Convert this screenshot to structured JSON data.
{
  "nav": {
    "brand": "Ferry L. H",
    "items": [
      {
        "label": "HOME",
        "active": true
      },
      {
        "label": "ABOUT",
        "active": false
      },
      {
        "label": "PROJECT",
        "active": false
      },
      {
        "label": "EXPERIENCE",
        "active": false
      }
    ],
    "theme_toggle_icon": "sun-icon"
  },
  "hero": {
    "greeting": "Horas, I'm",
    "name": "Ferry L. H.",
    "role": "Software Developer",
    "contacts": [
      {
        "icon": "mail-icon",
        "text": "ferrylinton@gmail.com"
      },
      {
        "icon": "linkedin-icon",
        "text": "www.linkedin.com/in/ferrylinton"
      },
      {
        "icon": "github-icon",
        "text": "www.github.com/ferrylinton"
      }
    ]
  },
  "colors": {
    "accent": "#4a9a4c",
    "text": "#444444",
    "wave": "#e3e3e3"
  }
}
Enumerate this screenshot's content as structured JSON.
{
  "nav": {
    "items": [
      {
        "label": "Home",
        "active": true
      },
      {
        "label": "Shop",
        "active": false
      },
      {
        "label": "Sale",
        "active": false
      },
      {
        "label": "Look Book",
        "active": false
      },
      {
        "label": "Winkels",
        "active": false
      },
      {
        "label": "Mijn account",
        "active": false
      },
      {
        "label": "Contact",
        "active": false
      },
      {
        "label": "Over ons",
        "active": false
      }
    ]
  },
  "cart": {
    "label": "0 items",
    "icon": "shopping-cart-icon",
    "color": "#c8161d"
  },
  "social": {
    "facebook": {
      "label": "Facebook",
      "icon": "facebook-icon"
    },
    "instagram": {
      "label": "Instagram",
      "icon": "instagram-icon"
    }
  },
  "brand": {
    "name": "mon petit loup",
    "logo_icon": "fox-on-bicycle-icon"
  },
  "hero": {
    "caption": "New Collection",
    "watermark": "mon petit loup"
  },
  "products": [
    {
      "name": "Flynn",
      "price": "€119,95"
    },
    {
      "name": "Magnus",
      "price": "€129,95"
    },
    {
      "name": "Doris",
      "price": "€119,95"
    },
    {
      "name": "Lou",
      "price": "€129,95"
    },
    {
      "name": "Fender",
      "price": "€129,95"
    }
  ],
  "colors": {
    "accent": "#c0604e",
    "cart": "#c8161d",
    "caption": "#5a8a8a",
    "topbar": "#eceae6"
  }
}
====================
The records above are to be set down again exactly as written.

*SOLUTION*:
Convert this screenshot to structured JSON data.
{
  "nav": {
    "brand": "Ferry L. H",
    "items": [
      {
        "label": "HOME",
        "active": true
      },
      {
        "label": "ABOUT",
        "active": false
      },
      {
        "label": "PROJECT",
        "active": false
      },
      {
        "label": "EXPERIENCE",
        "active": false
      }
    ],
    "theme_toggle_icon": "sun-icon"
  },
  "hero": {
    "greeting": "Horas, I'm",
    "name": "Ferry L. H.",
    "role": "Software Developer",
    "contacts": [
      {
        "icon": "mail-icon",
        "text": "ferrylinton@gmail.com"
      },
      {
        "icon": "linkedin-icon",
        "text": "www.linkedin.com/in/ferrylinton"
      },
      {
        "icon": "github-icon",
        "text": "www.github.com/ferrylinton"
      }
    ]
  },
  "colors": {
    "accent": "#4a9a4c",
    "text": "#444444",
    "wave": "#e3e3e3"
  }
}
Enumerate this screenshot's content as structured JSON.
{
  "nav": {
    "items": [
      {
        "label": "Home",
        "active": true
      },
      {
        "label": "Shop",
        "active": false
      },
      {
        "label": "Sale",
        "active": false
      },
      {
        "label": "Look Book",
        "active": false
      },
      {
        "label": "Winkels",
        "active": false
      },
      {
        "label": "Mijn account",
        "active": false
      },
      {
        "label": "Contact",
        "active": false
      },
      {
        "label": "Over ons",
        "active": false
      }
    ]
  },
  "cart": {
    "label": "0 items",
    "icon": "shopping-cart-icon",
    "color": "#c8161d"
  },
  "social": {
    "facebook": {
      "label": "Facebook",
      "icon": "facebook-icon"
    },
    "instagram": {
      "label": "Instagram",
      "icon": "instagram-icon"
    }
  },
  "brand": {
    "name": "mon petit loup",
    "logo_icon": "fox-on-bicycle-icon"
  },
  "hero": {
    "caption": "New Collection",
    "watermark": "mon petit loup"
  },
  "products": [
    {
      "name": "Flynn",
      "price": "€119,95"
    },
    {
      "name": "Magnus",
      "price": "€129,95"
    },
    {
      "name": "Doris",
      "price": "€119,95"
    },
    {
      "name": "Lou",
      "price": "€129,95"
    },
    {
      "name": "Fender",
      "price": "€129,95"
    }
  ],
  "colors": {
    "accent": "#c0604e",
    "cart": "#c8161d",
    "caption": "#5a8a8a",
    "topbar": "#eceae6"
  }
}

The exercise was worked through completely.